→ **DESCRIPTION OF THE TASK**
Could you show each line of the records that contains the word "title"?

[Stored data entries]
────────────────────

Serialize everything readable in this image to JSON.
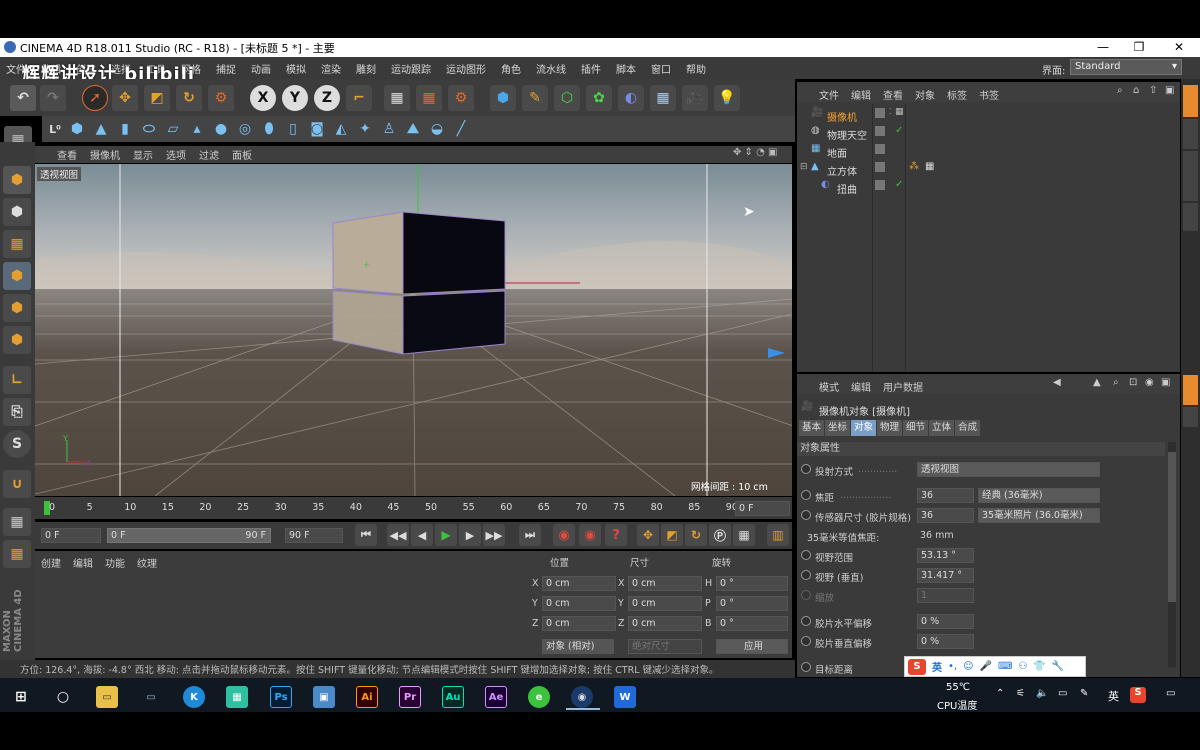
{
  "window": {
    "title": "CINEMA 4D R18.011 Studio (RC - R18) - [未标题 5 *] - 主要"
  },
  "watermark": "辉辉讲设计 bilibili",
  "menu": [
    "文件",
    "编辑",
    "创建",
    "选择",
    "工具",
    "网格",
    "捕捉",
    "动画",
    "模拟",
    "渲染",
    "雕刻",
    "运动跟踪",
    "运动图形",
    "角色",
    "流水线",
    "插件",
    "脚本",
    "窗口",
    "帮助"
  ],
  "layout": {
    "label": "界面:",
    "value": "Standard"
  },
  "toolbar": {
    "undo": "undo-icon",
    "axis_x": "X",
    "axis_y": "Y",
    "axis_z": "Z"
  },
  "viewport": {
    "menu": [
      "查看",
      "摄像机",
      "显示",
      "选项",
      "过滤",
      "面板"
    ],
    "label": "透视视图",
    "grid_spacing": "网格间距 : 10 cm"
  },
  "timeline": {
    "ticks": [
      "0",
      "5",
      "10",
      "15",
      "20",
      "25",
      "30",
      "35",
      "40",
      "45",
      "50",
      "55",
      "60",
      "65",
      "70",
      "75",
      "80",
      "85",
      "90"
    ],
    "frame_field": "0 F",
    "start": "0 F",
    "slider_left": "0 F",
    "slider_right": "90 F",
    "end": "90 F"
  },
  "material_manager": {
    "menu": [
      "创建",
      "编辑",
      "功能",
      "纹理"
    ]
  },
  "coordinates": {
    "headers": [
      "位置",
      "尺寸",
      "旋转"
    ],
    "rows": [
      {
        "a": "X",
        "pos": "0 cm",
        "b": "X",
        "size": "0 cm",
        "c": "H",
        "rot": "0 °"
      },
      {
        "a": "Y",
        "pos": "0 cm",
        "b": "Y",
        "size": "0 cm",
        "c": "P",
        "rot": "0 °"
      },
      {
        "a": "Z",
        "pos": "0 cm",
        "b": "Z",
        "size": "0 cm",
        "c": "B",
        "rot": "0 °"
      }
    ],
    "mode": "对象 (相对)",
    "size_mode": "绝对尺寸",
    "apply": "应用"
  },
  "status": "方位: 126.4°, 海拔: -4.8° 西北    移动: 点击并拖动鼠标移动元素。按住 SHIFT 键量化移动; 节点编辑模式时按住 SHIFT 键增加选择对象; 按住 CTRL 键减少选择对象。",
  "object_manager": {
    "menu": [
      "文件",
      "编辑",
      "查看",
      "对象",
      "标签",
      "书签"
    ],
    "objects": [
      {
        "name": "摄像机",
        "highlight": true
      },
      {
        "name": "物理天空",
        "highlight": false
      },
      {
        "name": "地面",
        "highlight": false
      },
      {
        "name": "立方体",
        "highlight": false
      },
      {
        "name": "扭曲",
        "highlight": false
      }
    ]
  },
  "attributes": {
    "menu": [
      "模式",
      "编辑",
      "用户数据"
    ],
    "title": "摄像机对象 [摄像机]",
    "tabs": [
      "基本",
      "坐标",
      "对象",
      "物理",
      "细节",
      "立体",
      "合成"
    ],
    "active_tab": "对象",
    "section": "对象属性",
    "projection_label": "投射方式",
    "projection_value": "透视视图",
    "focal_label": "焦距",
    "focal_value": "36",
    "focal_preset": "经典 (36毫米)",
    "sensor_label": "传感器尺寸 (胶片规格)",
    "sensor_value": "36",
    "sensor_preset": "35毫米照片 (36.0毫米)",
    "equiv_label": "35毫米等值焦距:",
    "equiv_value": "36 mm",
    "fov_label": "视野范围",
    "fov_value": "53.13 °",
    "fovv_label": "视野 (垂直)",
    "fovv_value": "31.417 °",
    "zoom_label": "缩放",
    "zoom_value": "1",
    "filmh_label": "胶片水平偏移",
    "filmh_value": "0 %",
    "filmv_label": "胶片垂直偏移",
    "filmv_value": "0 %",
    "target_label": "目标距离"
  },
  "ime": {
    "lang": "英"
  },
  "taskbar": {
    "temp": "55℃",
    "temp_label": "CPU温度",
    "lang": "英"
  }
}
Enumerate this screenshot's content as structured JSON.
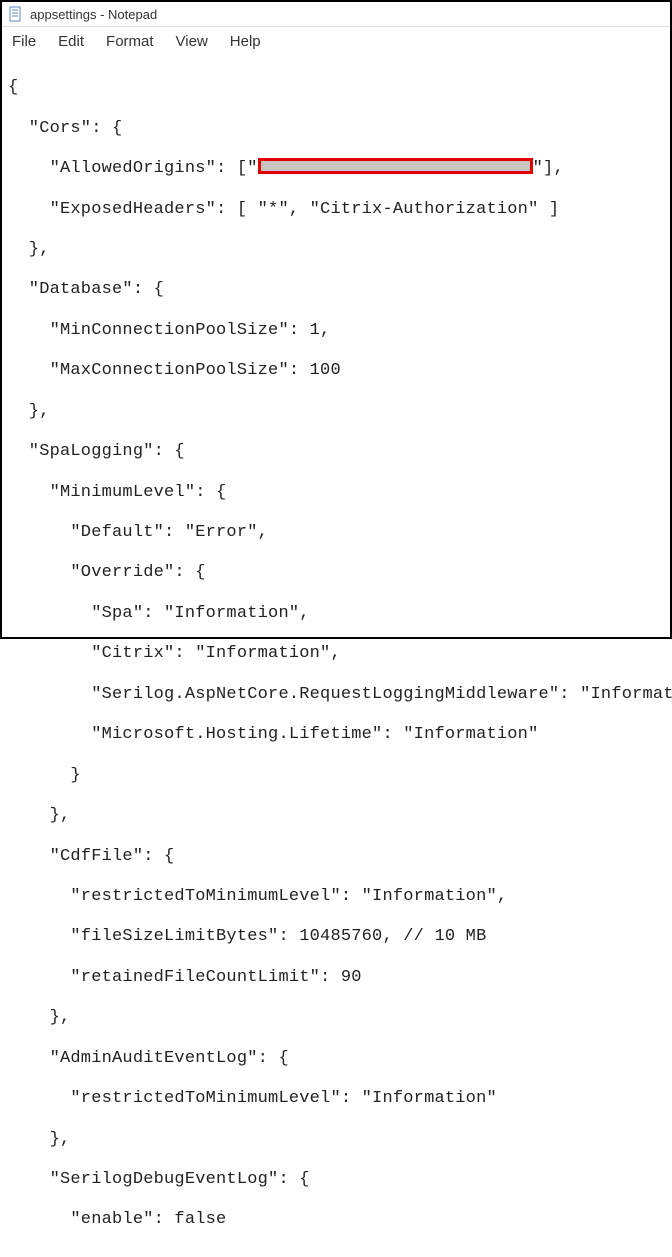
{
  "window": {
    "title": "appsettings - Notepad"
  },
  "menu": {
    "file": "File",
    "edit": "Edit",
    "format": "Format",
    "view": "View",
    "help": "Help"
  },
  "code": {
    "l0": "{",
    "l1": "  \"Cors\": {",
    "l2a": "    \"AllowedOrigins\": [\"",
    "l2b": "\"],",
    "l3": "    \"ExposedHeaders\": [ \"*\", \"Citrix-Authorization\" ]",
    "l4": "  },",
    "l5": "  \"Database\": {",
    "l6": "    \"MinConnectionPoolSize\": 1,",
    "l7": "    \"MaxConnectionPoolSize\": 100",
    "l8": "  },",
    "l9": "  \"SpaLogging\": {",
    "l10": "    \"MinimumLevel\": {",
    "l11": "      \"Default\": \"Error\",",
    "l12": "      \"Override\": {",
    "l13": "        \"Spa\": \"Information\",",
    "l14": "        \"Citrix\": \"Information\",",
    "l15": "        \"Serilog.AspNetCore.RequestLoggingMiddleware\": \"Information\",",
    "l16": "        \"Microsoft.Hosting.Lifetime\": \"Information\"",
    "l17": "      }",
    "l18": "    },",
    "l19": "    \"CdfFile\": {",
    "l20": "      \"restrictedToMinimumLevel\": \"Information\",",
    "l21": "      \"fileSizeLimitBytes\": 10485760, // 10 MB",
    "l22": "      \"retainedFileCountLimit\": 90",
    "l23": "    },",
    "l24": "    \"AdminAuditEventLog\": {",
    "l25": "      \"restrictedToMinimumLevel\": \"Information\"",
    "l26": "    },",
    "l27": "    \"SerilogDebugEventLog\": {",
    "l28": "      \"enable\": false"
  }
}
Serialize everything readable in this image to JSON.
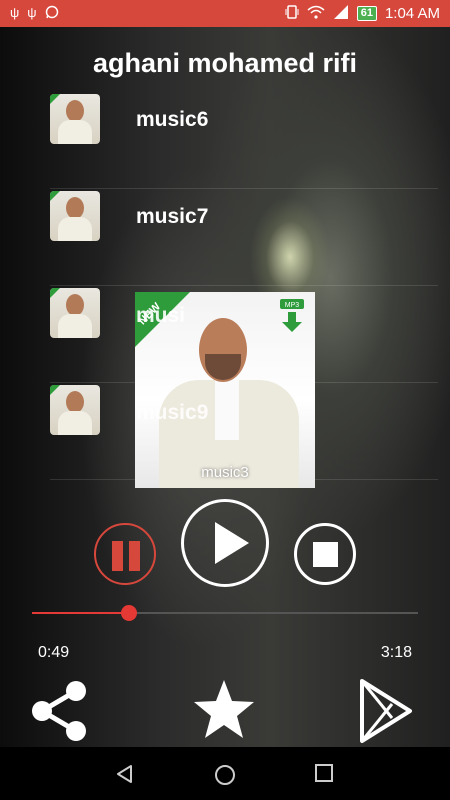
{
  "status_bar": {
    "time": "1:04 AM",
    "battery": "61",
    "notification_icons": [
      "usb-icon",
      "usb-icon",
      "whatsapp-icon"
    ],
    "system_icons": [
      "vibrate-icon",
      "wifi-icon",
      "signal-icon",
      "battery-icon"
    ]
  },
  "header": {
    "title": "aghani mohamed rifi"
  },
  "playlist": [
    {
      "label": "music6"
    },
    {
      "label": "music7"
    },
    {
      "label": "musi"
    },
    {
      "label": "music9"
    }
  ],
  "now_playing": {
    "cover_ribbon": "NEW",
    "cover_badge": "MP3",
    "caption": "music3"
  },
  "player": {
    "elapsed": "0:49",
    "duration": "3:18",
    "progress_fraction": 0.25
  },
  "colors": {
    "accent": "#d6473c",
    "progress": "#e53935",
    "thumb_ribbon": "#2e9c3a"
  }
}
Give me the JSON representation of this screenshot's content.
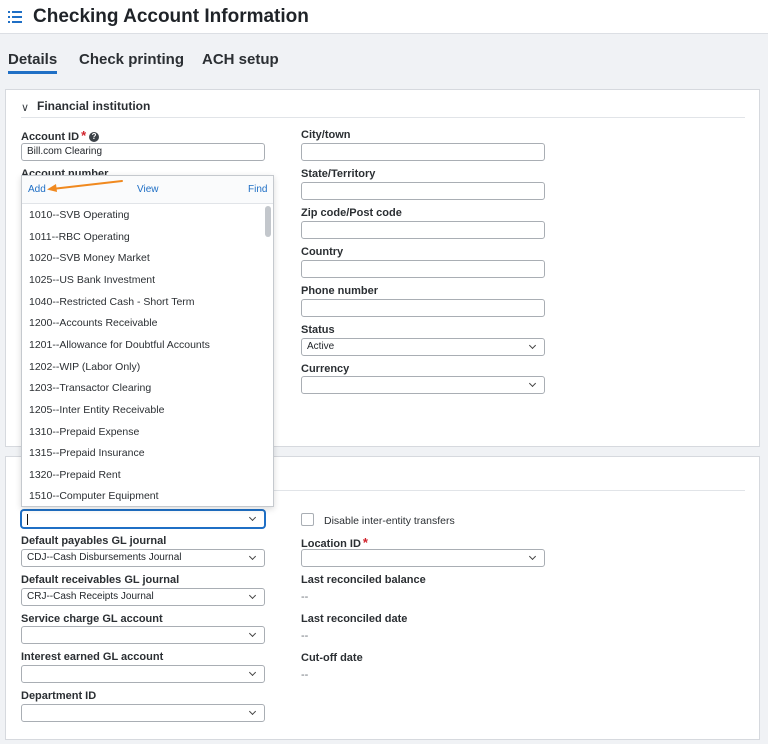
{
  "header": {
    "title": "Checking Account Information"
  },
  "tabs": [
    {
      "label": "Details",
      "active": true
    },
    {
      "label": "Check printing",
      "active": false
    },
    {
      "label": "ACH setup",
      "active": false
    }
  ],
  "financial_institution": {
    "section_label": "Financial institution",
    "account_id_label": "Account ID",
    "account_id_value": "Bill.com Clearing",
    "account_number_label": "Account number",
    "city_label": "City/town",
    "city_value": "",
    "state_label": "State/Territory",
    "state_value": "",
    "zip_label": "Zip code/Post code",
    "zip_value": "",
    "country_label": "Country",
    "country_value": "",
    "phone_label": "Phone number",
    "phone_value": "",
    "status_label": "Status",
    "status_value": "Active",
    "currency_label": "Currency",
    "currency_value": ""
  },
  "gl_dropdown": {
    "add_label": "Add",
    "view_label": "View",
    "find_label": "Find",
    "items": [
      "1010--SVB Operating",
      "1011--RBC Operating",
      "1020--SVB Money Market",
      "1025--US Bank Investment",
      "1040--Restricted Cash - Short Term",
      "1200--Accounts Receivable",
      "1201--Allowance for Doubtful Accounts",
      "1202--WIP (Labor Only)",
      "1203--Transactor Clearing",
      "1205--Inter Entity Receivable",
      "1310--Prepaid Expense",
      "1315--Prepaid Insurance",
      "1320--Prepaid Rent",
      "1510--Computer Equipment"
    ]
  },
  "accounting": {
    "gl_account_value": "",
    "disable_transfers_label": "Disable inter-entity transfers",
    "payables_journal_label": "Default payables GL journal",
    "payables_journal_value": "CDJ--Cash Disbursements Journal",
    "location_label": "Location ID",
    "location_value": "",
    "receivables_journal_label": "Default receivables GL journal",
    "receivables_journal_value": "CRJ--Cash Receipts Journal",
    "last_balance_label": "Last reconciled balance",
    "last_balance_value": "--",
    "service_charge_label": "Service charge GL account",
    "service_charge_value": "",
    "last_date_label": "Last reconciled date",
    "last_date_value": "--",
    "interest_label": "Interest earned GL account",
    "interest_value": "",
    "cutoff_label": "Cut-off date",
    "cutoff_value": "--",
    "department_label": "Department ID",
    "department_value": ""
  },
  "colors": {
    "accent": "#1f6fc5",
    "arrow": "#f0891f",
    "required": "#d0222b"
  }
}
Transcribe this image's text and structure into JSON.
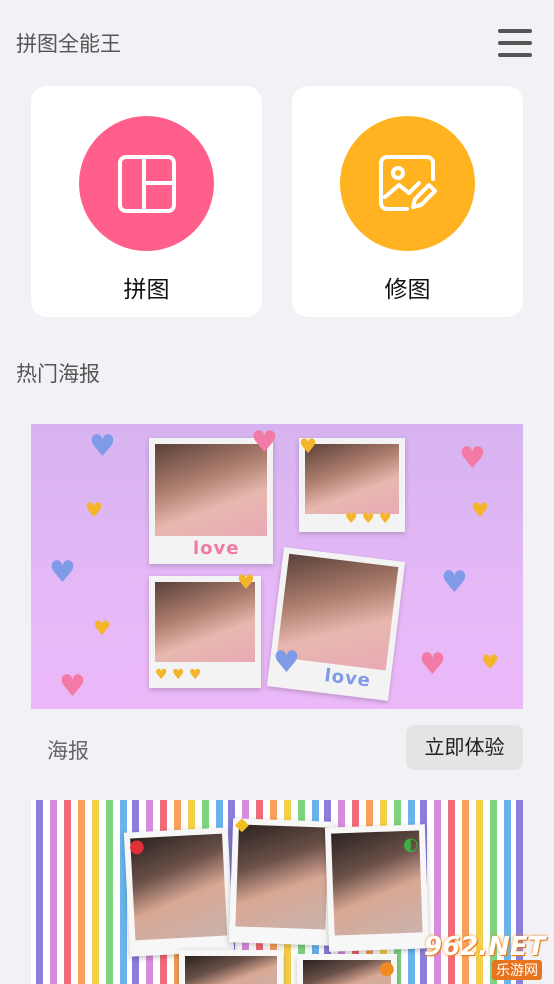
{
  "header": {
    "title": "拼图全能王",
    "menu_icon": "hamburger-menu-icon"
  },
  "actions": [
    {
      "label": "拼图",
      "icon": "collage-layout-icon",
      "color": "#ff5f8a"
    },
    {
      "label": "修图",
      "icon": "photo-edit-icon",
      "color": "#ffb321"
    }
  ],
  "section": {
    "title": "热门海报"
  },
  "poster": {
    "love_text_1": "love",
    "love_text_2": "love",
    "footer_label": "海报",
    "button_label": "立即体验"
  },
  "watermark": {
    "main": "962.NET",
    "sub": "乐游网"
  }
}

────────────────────

→ **RESPONSE TO THE EXERCISE**
    "title": "CINEMA 4D R18.011 Studio (RC - R18) - [未标题 5 *] - 主要"
    "title": "摄像机对象 [摄像机]",
    "title": "appsettings - Notepad"
    "title": "aghani mohamed rifi"
    "title": "Checking Account Information"
    "title": "拼图全能王",
    "title": "热门海报"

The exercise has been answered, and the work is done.